Wednesday, 28 August 2013

Colour in Nature #1

                                                           Colour in nature

I have been going for walks and bike rides around the town I live in and the neighboring area for the last few years. On these little treks around the countryside I've been photographing landscapes and botanical subject matter, I'm continuously amazed by the variety of plants, trees and flowers with their many varied colours.
Also I have been traveling to Thailand and some of the countries that border onto it in the same period, this has enabled me to observe other flowers that do not grow in this country or the area I live in because of the heavy frosts in the winter season or lack of moisture and extreme heat  in the Summer months.

I enjoy black and white photography which can be fun to look at and fun to play with but for floral or botanical photography I think colour portrays the subject in a better light. I've always preferred and enjoyed the many colours that nature has to offer, the ones that the planet has given us free of charge. I think the colours and the many hues, tones or combinations of the colours in flowers especially fascinating, this combined with the variety of shapes or forms of the flowers offers the photographer or artist an unlimited amount of subject matter to work with.

I would like to present a few flowers of various species and colours in this blog starting with a single colour.
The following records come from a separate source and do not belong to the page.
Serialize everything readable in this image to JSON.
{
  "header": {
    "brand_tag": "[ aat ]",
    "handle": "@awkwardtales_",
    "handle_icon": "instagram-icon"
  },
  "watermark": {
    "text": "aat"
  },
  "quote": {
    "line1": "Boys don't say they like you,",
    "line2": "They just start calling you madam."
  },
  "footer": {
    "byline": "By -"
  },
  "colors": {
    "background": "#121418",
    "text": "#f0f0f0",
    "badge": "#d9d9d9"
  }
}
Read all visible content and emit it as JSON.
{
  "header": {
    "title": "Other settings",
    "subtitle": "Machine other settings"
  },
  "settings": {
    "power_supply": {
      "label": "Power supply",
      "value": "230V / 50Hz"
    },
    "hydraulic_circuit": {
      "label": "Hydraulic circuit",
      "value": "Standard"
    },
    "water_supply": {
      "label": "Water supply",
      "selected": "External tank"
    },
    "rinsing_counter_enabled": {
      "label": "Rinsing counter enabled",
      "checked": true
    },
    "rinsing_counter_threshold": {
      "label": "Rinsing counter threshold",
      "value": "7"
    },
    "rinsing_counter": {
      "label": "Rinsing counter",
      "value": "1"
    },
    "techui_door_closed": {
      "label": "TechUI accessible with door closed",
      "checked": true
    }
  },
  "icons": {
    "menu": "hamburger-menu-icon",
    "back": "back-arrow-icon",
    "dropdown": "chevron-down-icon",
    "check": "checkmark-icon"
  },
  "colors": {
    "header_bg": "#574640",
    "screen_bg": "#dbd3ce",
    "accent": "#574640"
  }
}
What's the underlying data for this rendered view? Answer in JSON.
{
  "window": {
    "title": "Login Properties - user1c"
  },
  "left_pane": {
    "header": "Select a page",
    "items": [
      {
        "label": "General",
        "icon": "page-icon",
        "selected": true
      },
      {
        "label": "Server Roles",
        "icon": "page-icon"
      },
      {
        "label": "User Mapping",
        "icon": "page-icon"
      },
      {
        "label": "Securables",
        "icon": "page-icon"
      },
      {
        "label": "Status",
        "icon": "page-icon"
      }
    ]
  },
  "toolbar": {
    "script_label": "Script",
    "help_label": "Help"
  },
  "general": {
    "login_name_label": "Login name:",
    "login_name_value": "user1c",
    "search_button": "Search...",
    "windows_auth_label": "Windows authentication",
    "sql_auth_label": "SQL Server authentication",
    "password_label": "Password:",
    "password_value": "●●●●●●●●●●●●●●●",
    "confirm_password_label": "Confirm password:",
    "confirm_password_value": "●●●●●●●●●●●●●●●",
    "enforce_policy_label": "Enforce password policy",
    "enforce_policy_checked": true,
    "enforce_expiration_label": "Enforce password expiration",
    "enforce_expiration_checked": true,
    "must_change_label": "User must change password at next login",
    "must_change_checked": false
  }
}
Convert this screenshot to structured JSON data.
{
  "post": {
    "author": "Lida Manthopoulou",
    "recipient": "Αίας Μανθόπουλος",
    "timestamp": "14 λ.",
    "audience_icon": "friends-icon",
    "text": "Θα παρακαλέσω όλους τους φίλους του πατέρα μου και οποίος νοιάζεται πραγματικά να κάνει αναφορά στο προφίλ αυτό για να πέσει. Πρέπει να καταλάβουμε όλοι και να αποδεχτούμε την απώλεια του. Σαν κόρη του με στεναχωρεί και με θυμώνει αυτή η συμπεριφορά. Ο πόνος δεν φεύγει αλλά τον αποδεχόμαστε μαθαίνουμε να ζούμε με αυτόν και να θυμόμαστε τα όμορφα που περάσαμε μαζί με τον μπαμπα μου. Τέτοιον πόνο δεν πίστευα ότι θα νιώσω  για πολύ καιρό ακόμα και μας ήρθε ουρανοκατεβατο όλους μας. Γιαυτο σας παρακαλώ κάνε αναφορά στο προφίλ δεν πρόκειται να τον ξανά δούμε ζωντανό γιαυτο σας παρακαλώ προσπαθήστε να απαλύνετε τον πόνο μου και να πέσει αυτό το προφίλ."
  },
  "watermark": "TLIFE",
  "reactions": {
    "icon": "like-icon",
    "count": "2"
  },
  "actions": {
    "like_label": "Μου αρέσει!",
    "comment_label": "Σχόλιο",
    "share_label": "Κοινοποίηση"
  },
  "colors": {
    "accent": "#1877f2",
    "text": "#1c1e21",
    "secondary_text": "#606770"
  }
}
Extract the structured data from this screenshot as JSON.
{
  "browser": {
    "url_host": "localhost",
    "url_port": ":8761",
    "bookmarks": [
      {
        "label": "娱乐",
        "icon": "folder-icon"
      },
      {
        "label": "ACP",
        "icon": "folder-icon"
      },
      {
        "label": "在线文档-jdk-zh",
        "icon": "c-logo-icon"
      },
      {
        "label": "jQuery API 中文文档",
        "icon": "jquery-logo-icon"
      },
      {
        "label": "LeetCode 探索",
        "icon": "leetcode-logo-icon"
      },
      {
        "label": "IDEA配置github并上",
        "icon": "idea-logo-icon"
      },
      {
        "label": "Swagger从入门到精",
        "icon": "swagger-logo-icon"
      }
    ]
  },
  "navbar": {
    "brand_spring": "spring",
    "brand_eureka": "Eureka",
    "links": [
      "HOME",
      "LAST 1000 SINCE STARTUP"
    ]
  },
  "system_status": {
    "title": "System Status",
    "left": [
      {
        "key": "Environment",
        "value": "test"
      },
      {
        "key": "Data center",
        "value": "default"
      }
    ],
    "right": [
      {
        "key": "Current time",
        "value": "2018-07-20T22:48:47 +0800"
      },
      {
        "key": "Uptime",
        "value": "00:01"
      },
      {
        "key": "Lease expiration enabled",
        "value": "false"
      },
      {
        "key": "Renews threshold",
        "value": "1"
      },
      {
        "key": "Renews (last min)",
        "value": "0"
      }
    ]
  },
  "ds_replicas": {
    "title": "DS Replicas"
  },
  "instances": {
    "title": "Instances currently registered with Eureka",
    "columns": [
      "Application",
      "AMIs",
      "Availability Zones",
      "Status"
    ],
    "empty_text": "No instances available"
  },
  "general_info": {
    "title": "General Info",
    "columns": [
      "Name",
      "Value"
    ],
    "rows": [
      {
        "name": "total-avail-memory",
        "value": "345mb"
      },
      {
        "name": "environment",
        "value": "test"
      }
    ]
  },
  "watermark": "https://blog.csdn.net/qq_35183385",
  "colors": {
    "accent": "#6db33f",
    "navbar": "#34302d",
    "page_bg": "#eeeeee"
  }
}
Colour can be different for everyone, the colour red for one person may be seen as reddish or orange for another so when I want to represent a colour there may be many tones or hues of that colour in the presentation.

So I'll start with the colour Yellow because to me, sometimes it can be a difficult colour to photograph due to natural light which is what I prefer to use when photographing flowers and also when painting yellow flowers it can be a difficult colour to use, especially in the shaded areas of the subject matter.






Monday, 26 August 2013

Yangon, Myanmar

                                                             Yangon, Myanmar.

I have wanted for a long time to visit Bagan valley in Myanmar so I went there Jan last year, 2012,
but first I had to get there. I started by going to Bangkok to get my visa for Myanmar and my flight tickets, one to Yangon and one to Bagan valley, neither of which cost much just a bit of waiting at the Myanmar embassy and ticket office .

The next day I left Bangkok, the flight took about an hour and landed at Yangon. While I was waiting for my next flight to Bagan Valley I decided to look around Yangon, I found this city was a mixture of European and Myanmar structures which like the roads and pathways needed a wee bit of repair. I walked around the city with a fair bit dodging of the occasional holes and pitfalls, I saw some beautiful temples, buildings and other sights but one place that really grabbed my attention was, That Buy Nyu, an incomplete temple, in that I really mean it was an unfinished temple, a construction site.

The building was large, consisting of numerous levels which were all in various states of construction, I just had to have a sticky beak around the place. After talking to a few of the construction site workers I was allowed to go inside where I met another man who gave me a kind of a tour of the lower levels.


 I took my shoes off and started to walk around taking photographs of the place and trying to understand what he was saying to me, which wasn't easy, after all barefooted on a construction site is hardly OHNS  and I don't understand as much Myanmar as I do Thai but I think I got most of it.

The gentleman who was giving me the tour turned out to be an artist who had designed and created this beautiful statue of Buddha which sat at the center of the first floor. He was also creating other statues and 
a diorama of Nirvana outside in the courtyard which I regretfully don't have any photographs of.

After rising up the next few internal levels where there wasn't much to see, one finds that one has to go outside to gain access to the next upper level, this is where one can see what else is around the temple. This building in the above  photo is a convent for Buddhist nuns, it too is in a state of construction.

        These photographs are taken from the access level, there is a palace or temple in the far distance.

When one renters the main building one is faced with this Buddha image sitting on a high podium surrounded by columns full of niches some of which have smaller Buddhas inside them, I presume the rest will be filled with smaller images of Buddha at a later date. 

Detail of the Buddha niche's.

Above the main central Buddha image the ceiling was made of some kind of metal maybe burnished copper, to the eye there was an odd displaced multi-faceted visual effect, strange but very pleasing. 

Spaced around the the niche columns were statues of Buddha in various poses.
Detail photographs of the beautiful Buddha statues.



Surrounding the central Dias, columns and statues, were the walls which were also covered in niche's containing images of Buddha. 

Some of the residing Buddha's. 

Because of the present construction of this site it is still open and exposed to the elements which means the local wild life,(birds) can still fly through the place leaving their little droppings and nesting debris all over the place. There will have to be a massive clean up after they have finished the construction if that ever happens, which is another story which |I'm not prepared to talk about here because I want to revisit this place at a later date. I do Feel privileged in seeing this temple in it's unfinished state because it allowed me to see how they constructed it and to imagine how grand  it might look in the distant future.